- _WORK TO BE COMPLETED_:
Below are entries; copy exactly, and only, the lines from the one containing "Transcribe this image's" through their final line, leaving out pictures.

Stored data entries:

-- Opening Marker --

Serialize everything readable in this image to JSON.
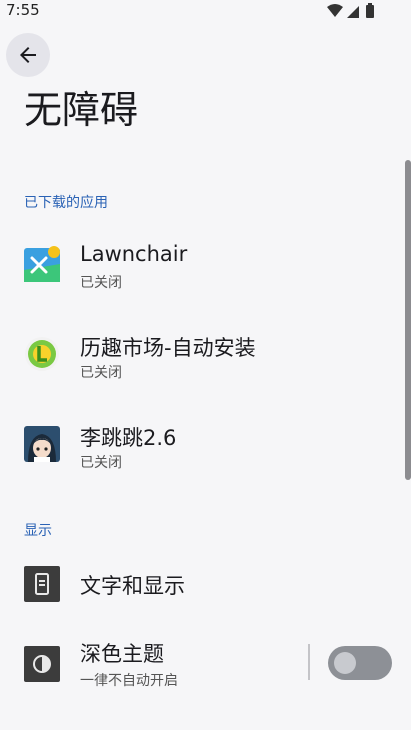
{
  "status_bar": {
    "time": "7:55"
  },
  "page": {
    "title": "无障碍"
  },
  "sections": {
    "downloaded": {
      "header": "已下载的应用",
      "items": [
        {
          "title": "Lawnchair",
          "subtitle": "已关闭",
          "icon": "lawnchair-icon"
        },
        {
          "title": "历趣市场-自动安装",
          "subtitle": "已关闭",
          "icon": "liqu-market-icon"
        },
        {
          "title": "李跳跳2.6",
          "subtitle": "已关闭",
          "icon": "litiaotiao-icon"
        }
      ]
    },
    "display": {
      "header": "显示",
      "items": [
        {
          "title": "文字和显示",
          "icon": "text-display-icon"
        },
        {
          "title": "深色主题",
          "subtitle": "一律不自动开启",
          "icon": "dark-theme-icon",
          "toggle_on": false
        }
      ]
    }
  },
  "colors": {
    "accent": "#2a62b5",
    "background": "#f6f6f8",
    "icon_dark": "#3c3c3c"
  }
}
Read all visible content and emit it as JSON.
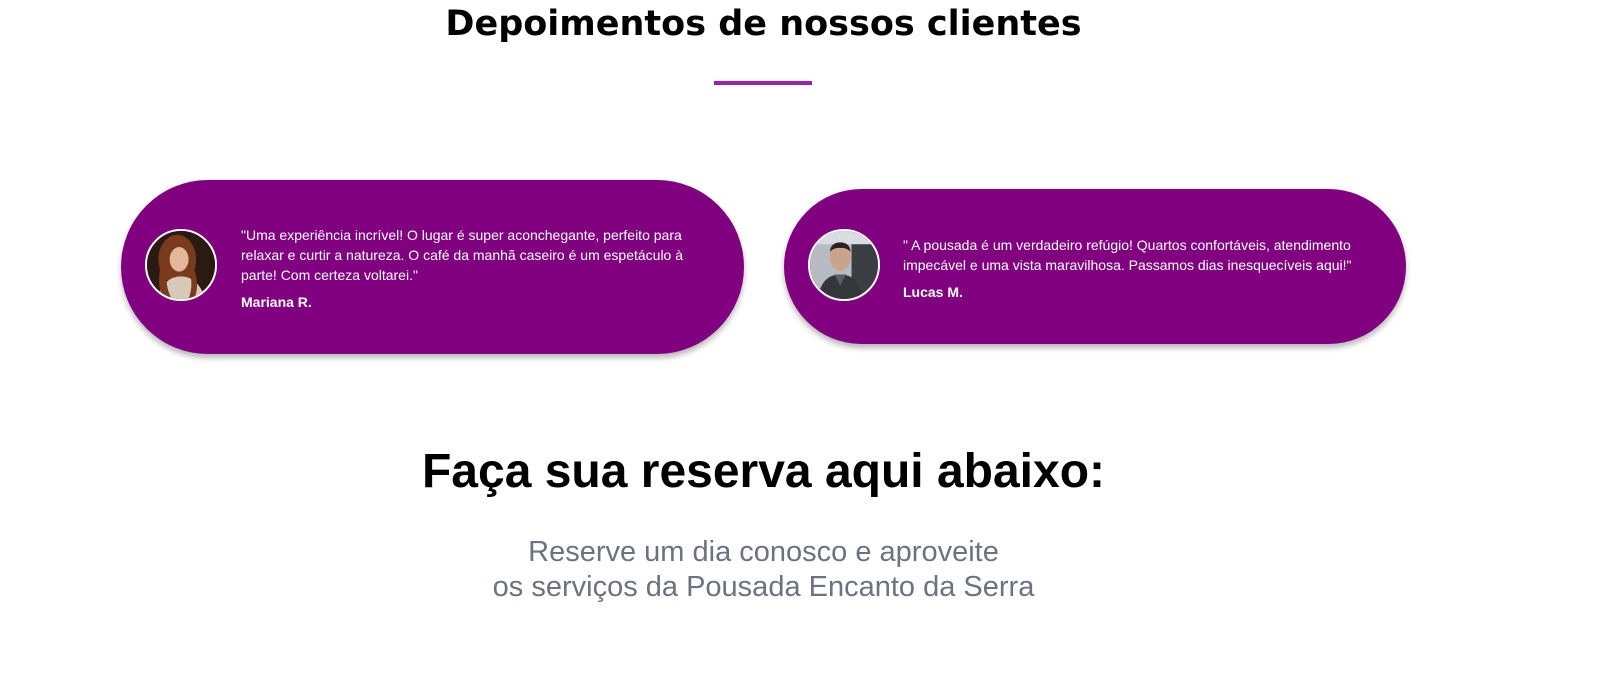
{
  "testimonials_section": {
    "title": "Depoimentos de nossos clientes",
    "accent_color": "#9e1fb8",
    "card_color": "#800080",
    "items": [
      {
        "quote": "\"Uma experiência incrível! O lugar é super aconchegante, perfeito para relaxar e curtir a natureza. O café da manhã caseiro é um espetáculo à parte! Com certeza voltarei.\"",
        "author": "Mariana R.",
        "avatar_icon": "woman-portrait-avatar"
      },
      {
        "quote": "\" A pousada é um verdadeiro refúgio! Quartos confortáveis, atendimento impecável e uma vista maravilhosa. Passamos dias inesquecíveis aqui!\"",
        "author": "Lucas M.",
        "avatar_icon": "man-portrait-avatar"
      }
    ]
  },
  "reservation_section": {
    "title": "Faça sua reserva aqui abaixo:",
    "subtitle_line1": "Reserve um dia conosco e aproveite",
    "subtitle_line2": "os serviços da Pousada Encanto da Serra",
    "subtitle_color": "#6b7280"
  }
}
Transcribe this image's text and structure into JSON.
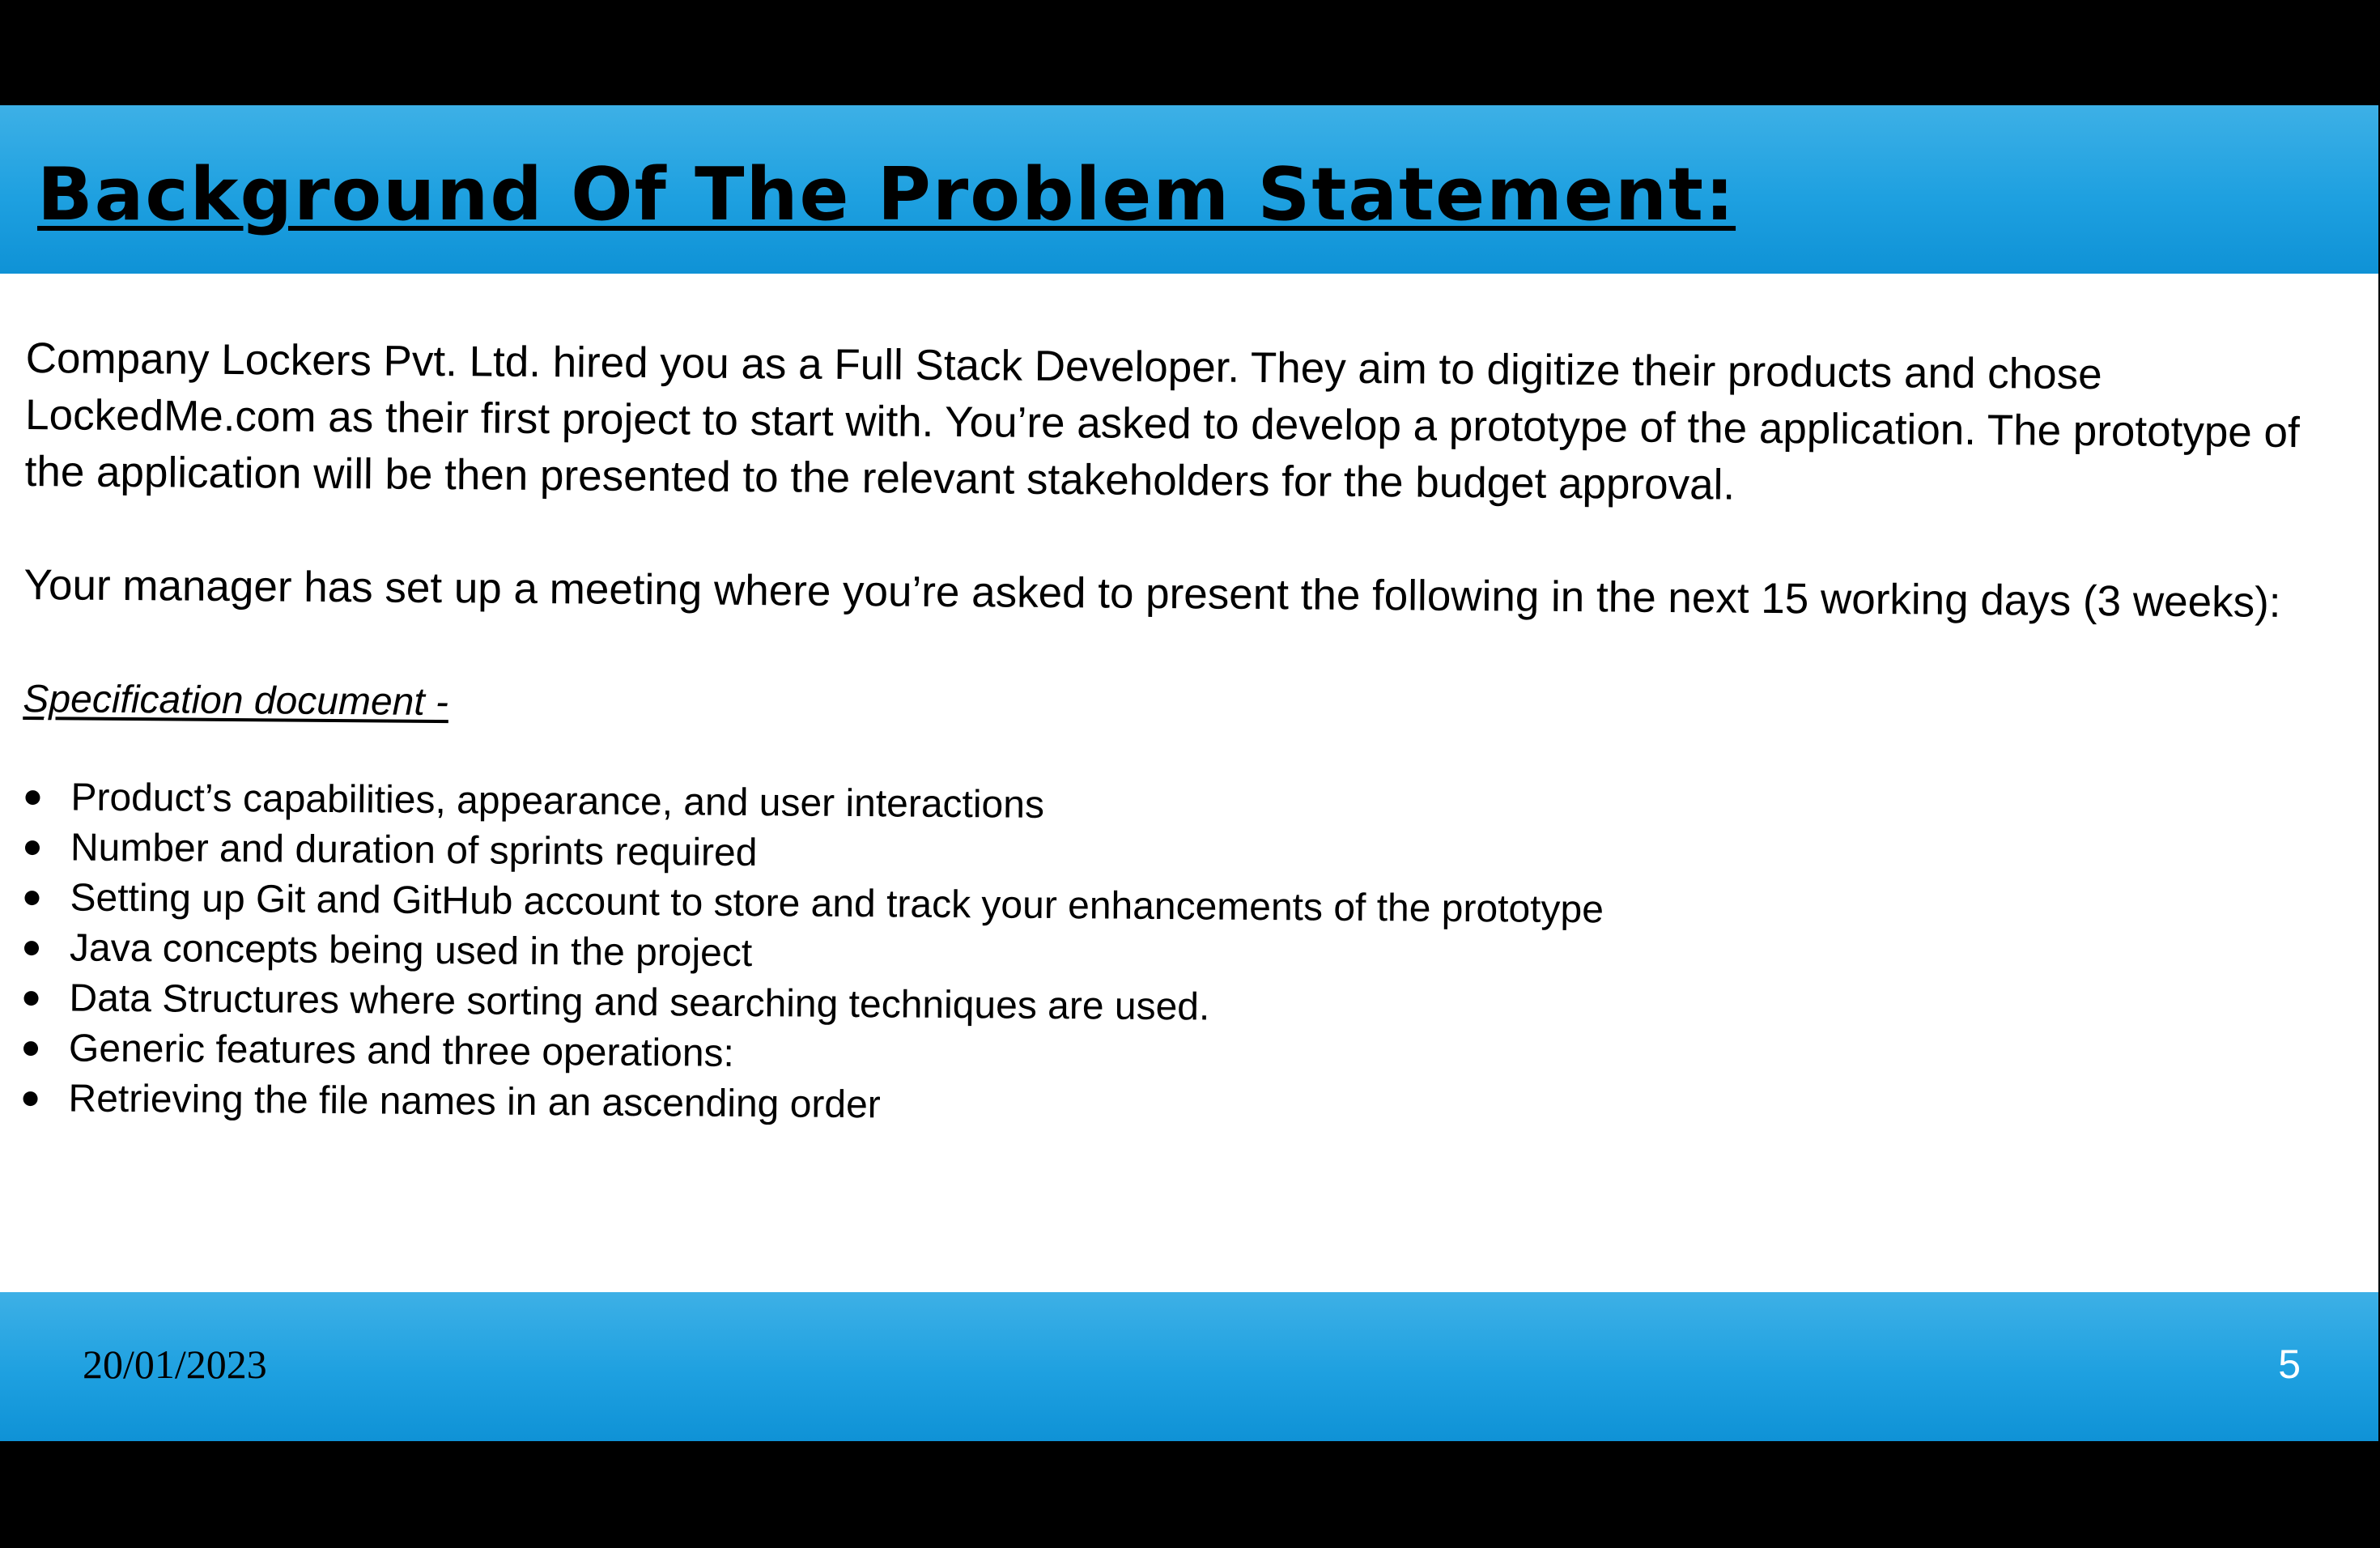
{
  "slide": {
    "title": "Background Of The Problem Statement:",
    "paragraphs": [
      "Company Lockers Pvt. Ltd. hired you as a Full Stack Developer. They aim to digitize their products and chose LockedMe.com as their first project to start with. You’re asked to develop a prototype of the application. The prototype of the application will be then presented to the relevant stakeholders for the budget approval.",
      "Your manager has set up a meeting where you’re asked to present the following in the next 15 working days (3 weeks):"
    ],
    "spec_heading": "Specification document - ",
    "bullets": [
      "Product’s capabilities, appearance, and user interactions",
      "Number and duration of sprints required",
      "Setting up Git and GitHub account to store and track your enhancements of the prototype",
      "Java concepts being used in the project",
      "Data Structures where sorting and searching techniques are used.",
      "Generic features and three operations:",
      "Retrieving the file names in an ascending order"
    ]
  },
  "footer": {
    "date": "20/01/2023",
    "page_number": "5"
  },
  "colors": {
    "band_blue": "#1ea0e0",
    "band_blue_light": "#3db0e6",
    "letterbox": "#000000",
    "slide_background": "#ffffff",
    "page_number_text": "#ffffff"
  }
}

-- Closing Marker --

- _SOLUTION_:
Transcribe this image's text and structure into JSON.
{
  "slide": {
    "title": "Background Of The Problem Statement:",
    "paragraphs": [
      "Company Lockers Pvt. Ltd. hired you as a Full Stack Developer. They aim to digitize their products and chose LockedMe.com as their first project to start with. You’re asked to develop a prototype of the application. The prototype of the application will be then presented to the relevant stakeholders for the budget approval.",
      "Your manager has set up a meeting where you’re asked to present the following in the next 15 working days (3 weeks):"
    ],
    "spec_heading": "Specification document - ",
    "bullets": [
      "Product’s capabilities, appearance, and user interactions",
      "Number and duration of sprints required",
      "Setting up Git and GitHub account to store and track your enhancements of the prototype",
      "Java concepts being used in the project",
      "Data Structures where sorting and searching techniques are used.",
      "Generic features and three operations:",
      "Retrieving the file names in an ascending order"
    ]
  },
  "footer": {
    "date": "20/01/2023",
    "page_number": "5"
  },
  "colors": {
    "band_blue": "#1ea0e0",
    "band_blue_light": "#3db0e6",
    "letterbox": "#000000",
    "slide_background": "#ffffff",
    "page_number_text": "#ffffff"
  }
}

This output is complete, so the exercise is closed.